The kenku player race introduced in Volo's Guide to Monsters has the Expert Forgery feature, defined as follows.
You can duplicate other creatures' handwriting and craftwork. You have advantage on all checks made to produce forgeries or duplicates of existing objects. (VGM p. 111)
The racial description includes the following flavor text associated with this feature.
[Kenku] can copy books, make replicas of objects, and otherwise thrive in situations where they can produce large numbers of identical items. (VGM p. 110)
I think this reading is fairly straightforward in that obviously they can copy mundane scrolls and books, but I am interested in how this feature should intersect with the class features of a wizard attempting to copy a spell scroll into their spellbook.

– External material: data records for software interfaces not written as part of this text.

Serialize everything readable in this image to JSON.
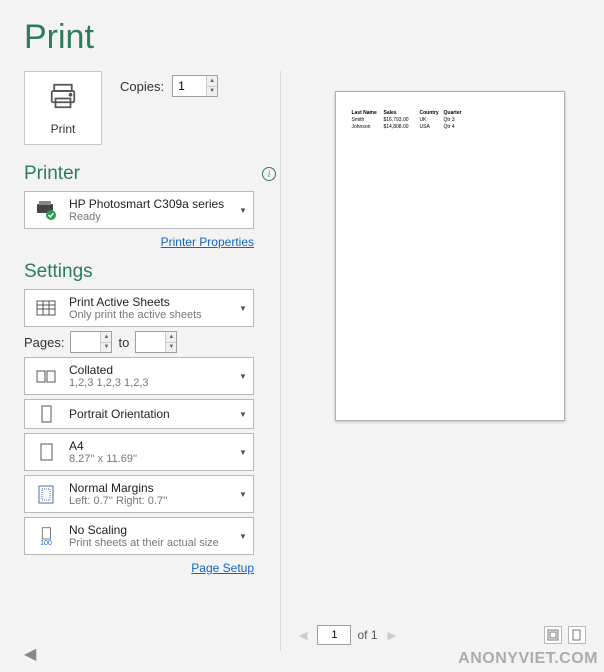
{
  "title": "Print",
  "print_button_label": "Print",
  "copies": {
    "label": "Copies:",
    "value": "1"
  },
  "printer_section": {
    "title": "Printer",
    "device": {
      "name": "HP Photosmart C309a series",
      "status": "Ready"
    },
    "properties_link": "Printer Properties"
  },
  "settings_section": {
    "title": "Settings",
    "active_sheets": {
      "primary": "Print Active Sheets",
      "secondary": "Only print the active sheets"
    },
    "pages": {
      "label": "Pages:",
      "from": "",
      "to_label": "to",
      "to": ""
    },
    "collated": {
      "primary": "Collated",
      "secondary": "1,2,3    1,2,3    1,2,3"
    },
    "orientation": {
      "primary": "Portrait Orientation"
    },
    "paper": {
      "primary": "A4",
      "secondary": "8.27'' x 11.69''"
    },
    "margins": {
      "primary": "Normal Margins",
      "secondary": "Left:  0.7''    Right:  0.7''"
    },
    "scaling": {
      "primary": "No Scaling",
      "secondary": "Print sheets at their actual size",
      "badge": "100"
    },
    "page_setup_link": "Page Setup"
  },
  "preview": {
    "headers": [
      "Last Name",
      "Sales",
      "Country",
      "Quarter"
    ],
    "rows": [
      [
        "Smith",
        "$16,793.00",
        "UK",
        "Qtr 3"
      ],
      [
        "Johnson",
        "$14,808.00",
        "USA",
        "Qtr 4"
      ]
    ]
  },
  "nav": {
    "current_page": "1",
    "of_label": "of",
    "total_pages": "1"
  },
  "watermark": "ANONYVIET.COM"
}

The wizard's ability to copy spells they have found into their spellbook is detailed in the Player's Handbook (PHB p. 114). There are no checks necessary for the act of copying a spell in general. There are checks, however, when a wizard copies a spell from a spell scroll in particular, as detailed in the Dungeon Master's Guide chapter on magic items.
A wizard spell on a spell scroll can be copied just as spells in spellbooks can be copied. When a spell is copied from a spell scroll, the copier must succeed on an Intelligence (Arcana) check with a DC equal to 10 + the spell's level. If the check succeeds, the spell is successfully copied. Whether the check succeeds or fails, the spell scroll is destroyed. (DMG pp. 200-201)
Both I (as a DM) and my DM friend (in whose game I play a kenku wizard) rule that Expert Forgery applies to this check in our campaign. Our justification is that in the case of a kenku who is also a wizard the intersection of their unique skill sets would make them better at the task of copying a spell scroll into a spellbook than either a non-wizard kenku or a non-kenku wizard, hence they would have advantage on the task.
However, I am looking for an unbiased interpretation, given that there does not seem to be any official word on this yet either on Stack Exchange or Sage Advice. We will probably still rule it legal in our campaign for "rules as fun," but this does not negate my intellectual interest in the question.